Published in Labiotech
These companies are taking advantage of the talent pool, academic institutions and investors that the area has to offer, culturing a colony of entrepreneurs eager to make their mark in the sector. This article highlights the driving forces behind Basel’s snowballing reputation as a biosciences hub, and notes some of the cell and gene therapies success stories arising from this innovative biotech powerhouse.
Europe’s burgeoning beacon of biotech
Boston and Cambridge in the U.S. have long been associated with cutting-edge biopharma developments, with big names like Pfizer and Merck serving to bolster the innovative ecosystem.
Across the Atlantic, the area around the Swiss city of Basel has established itself as a leading European innovation hub, and is home to more than 700 companies across the biotechnology, digital health, medical technology, chemistry and advanced manufacturing sectors. This includes pharmaceutical giants such as Roche, Novartis and Johnson & Johnson, all of which have international headquarters or substantial facilities in the region to take advantage of the academic institutions and local talent pool of more than 31,000 life sciences professionals.
Switzerland’s political and economic stability, along with capital gains tax exemptions for startups, has created the environment for an ever-increasing number of academic researchers and budding entrepreneurs to turn their big ideas into fledgling companies. Whether these startups are born from innovations in the private sector or academic institutions, financial investment is key, and Basel is home to a wealth of private investors and venture capital firms.
Even with sufficient funding in place, the challenge of launching, staffing and maintaining a successful company is significant, with around half of all new startups failing. Fortunately, the Basel area hosts many dedicated programs and support networks – such as accelerators and incubators – which can provide startups with legal and logistical support, extra investment, and access to a network of experienced professionals.
Taking cell and gene therapies to the next level
T3 Pharma – a clinical-stage startup capitalizing on the natural behaviors of live bacteria – is one company taking advantage of the support programs that Basel has to offer. It is one of a host of local companies focusing on cell and gene therapies as promising methods of treating or curing diseases. T3 Pharma has developed a cancer therapy platform that uses genetically engineered bacteria to selectively target and deliver specific protein payloads into the cells of solid tumors, stimulating the body’s immune response.
”We have close ties with academia and, in addition to regularly hiring staff from the local microbiology departments, many of our initial concepts stem from grants and funding streams shared with universities. I would say Basel really has the edge, especially on the pharma side of things. There’s just no need to move to places like Boston when you can set up shop here, and everything is right on your doorstep.Simon IttigCEO and co-founder, T3 Pharma

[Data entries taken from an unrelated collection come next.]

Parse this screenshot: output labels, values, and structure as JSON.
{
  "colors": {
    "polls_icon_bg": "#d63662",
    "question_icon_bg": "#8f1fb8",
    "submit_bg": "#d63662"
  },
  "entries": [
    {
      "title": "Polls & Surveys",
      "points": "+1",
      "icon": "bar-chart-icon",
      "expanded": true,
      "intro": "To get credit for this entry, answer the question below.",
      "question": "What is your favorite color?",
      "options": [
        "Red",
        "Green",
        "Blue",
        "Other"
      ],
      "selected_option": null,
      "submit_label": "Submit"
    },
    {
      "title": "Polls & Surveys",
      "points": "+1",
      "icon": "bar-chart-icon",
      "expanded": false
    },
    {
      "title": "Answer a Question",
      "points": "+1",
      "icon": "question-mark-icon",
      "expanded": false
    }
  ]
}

The company originated as a spinout from the University of Basel’s Biozentrum and – with the help of BaseLaunch, a biotech accelerator and incubator – successfully raised 40 million CHF ($43.2 million) in startup funding from venture capital firms and other investors. T3 Pharma has maintained strong university links, and much of its early-stage development stems from basic academic research in the local area.
Another company thriving in the Basel area’s Petri dish of innovation is Cimeio Therapeutics. The company hopes to revolutionize treatment for certain life-threatening diseases by eliminating the chemotherapy and radiation therapy required as part of hematopoietic stem-cell transplants and adoptive cell therapies. Its immunotherapies simultaneously deplete diseased cells while using cell-shielding technology to protect healthy transplanted ones.

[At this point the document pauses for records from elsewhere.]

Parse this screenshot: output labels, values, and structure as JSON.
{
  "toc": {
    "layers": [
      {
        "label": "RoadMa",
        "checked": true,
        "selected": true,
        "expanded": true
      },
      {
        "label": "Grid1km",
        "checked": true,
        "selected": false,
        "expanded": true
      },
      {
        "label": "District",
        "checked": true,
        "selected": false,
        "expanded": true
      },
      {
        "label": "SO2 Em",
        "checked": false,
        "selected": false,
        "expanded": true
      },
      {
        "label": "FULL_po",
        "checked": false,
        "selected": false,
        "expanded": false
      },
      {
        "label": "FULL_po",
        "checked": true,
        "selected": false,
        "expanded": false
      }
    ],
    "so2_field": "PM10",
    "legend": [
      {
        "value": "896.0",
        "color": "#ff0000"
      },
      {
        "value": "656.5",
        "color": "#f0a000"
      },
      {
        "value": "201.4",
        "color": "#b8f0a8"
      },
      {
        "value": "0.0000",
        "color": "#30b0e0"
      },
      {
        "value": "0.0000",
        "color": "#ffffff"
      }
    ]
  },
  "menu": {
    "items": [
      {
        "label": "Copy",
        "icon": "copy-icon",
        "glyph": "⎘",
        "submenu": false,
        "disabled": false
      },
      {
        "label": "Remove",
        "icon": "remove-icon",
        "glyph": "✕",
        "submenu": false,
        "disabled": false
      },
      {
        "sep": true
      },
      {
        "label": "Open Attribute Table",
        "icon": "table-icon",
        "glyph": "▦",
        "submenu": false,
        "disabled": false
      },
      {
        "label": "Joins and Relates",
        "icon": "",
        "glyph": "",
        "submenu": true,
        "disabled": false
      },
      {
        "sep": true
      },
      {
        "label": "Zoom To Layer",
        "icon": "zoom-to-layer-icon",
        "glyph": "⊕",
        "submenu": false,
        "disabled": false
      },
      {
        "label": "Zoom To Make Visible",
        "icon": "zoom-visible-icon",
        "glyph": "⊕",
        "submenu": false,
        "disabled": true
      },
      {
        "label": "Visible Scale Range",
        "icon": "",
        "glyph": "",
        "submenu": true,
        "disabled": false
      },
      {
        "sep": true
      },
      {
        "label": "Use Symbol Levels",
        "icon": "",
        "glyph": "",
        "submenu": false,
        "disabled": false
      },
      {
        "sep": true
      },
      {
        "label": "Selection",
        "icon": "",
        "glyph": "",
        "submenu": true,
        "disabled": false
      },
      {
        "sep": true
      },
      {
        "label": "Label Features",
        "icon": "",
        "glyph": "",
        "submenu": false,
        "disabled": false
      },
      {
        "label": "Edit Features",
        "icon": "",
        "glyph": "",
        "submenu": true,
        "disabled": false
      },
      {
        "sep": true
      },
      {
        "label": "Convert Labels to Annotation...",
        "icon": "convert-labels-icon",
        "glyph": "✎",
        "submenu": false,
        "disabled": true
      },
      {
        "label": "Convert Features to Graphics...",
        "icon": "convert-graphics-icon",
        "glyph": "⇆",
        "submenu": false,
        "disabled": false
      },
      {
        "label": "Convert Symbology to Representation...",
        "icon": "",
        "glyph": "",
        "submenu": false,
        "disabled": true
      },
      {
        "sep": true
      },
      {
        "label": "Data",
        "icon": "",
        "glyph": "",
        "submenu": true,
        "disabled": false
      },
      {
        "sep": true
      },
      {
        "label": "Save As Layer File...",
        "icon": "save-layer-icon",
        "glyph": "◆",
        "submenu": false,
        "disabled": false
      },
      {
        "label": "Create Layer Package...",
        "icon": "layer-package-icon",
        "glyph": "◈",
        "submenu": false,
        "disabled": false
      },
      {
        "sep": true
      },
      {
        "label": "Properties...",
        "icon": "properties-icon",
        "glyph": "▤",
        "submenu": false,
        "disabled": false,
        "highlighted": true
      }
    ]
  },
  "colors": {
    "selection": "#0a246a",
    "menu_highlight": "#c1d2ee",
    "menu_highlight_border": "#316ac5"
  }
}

Like T3 Pharma, Cimeio Therapeutics was founded on the back of promising academic research, with support and initial financing from BaseLaunch. It was then developed further with the help of Ridgeline, the Versant Ventures Discovery Engine in Basel, which culminated in the recent investment of $50 million by Versant Ventures.
”The science coming out of Basel is absolutely on-par with the well-known US innovation hubs, and we hope that our success story will prove that establishing a company in Basel is a viable European alternative.Lukas JekerFounder of Cimeio Therapeutics

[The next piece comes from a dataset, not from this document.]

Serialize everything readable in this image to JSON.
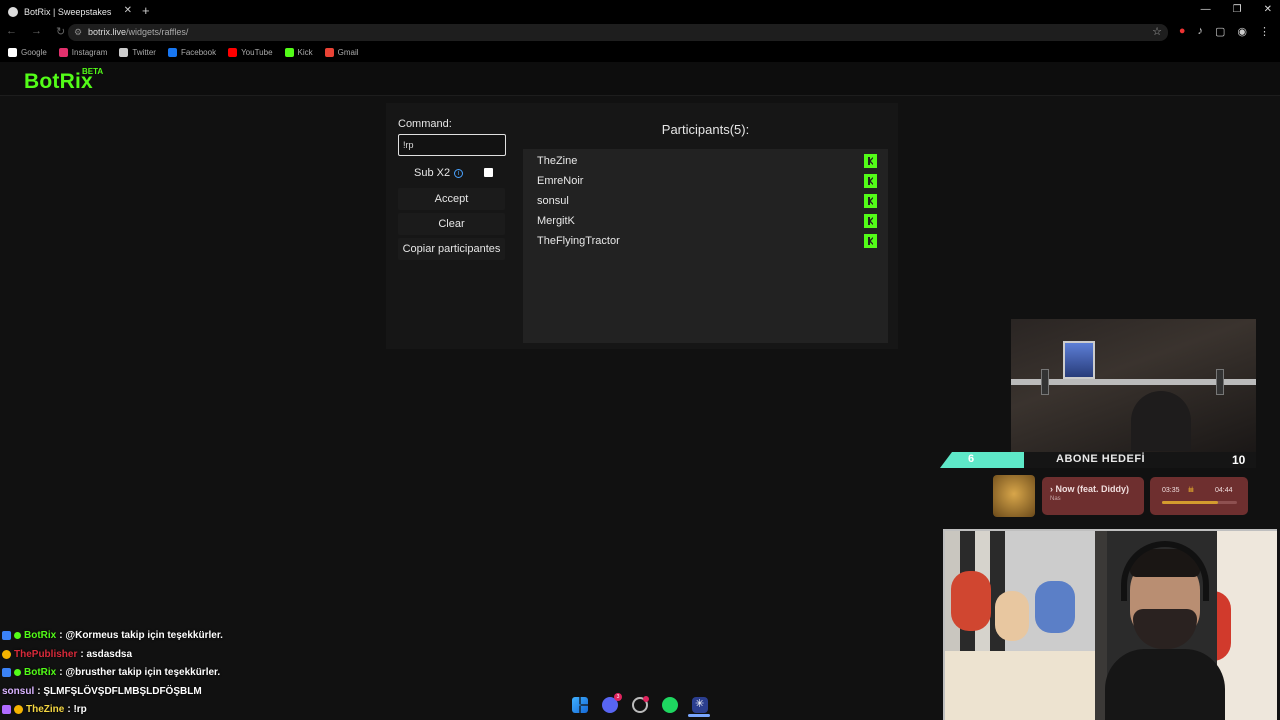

It isn’t just startups making waves however, and much larger companies in the greater Basel area are also investing heavily in these novel technologies. For example, Novartis recently unveiled its new $91 million cell and gene therapy facility just outside of Basel, while CDMO companies like Celonic is in the process of building a manufacturing facility for gene vectors and cell therapy right in the heart of the city.
Basel’s bright future
Cell and gene therapies have gone from strength to strength since the completion of the Human Genome Project in 2003, with big names investing huge sums of money into the field. However, an ever-increasing number of startups with innovative technologies are also capitalizing on this momentum, carving out their own niche in the local ecosystem and looking to propel novel research into commercially viable, and potentially life-changing, ventures.
The future looks bright for cell and gene therapy, and Basel is proving itself as the place to be for entrepreneurs wanting to make their mark in these burgeoning sectors.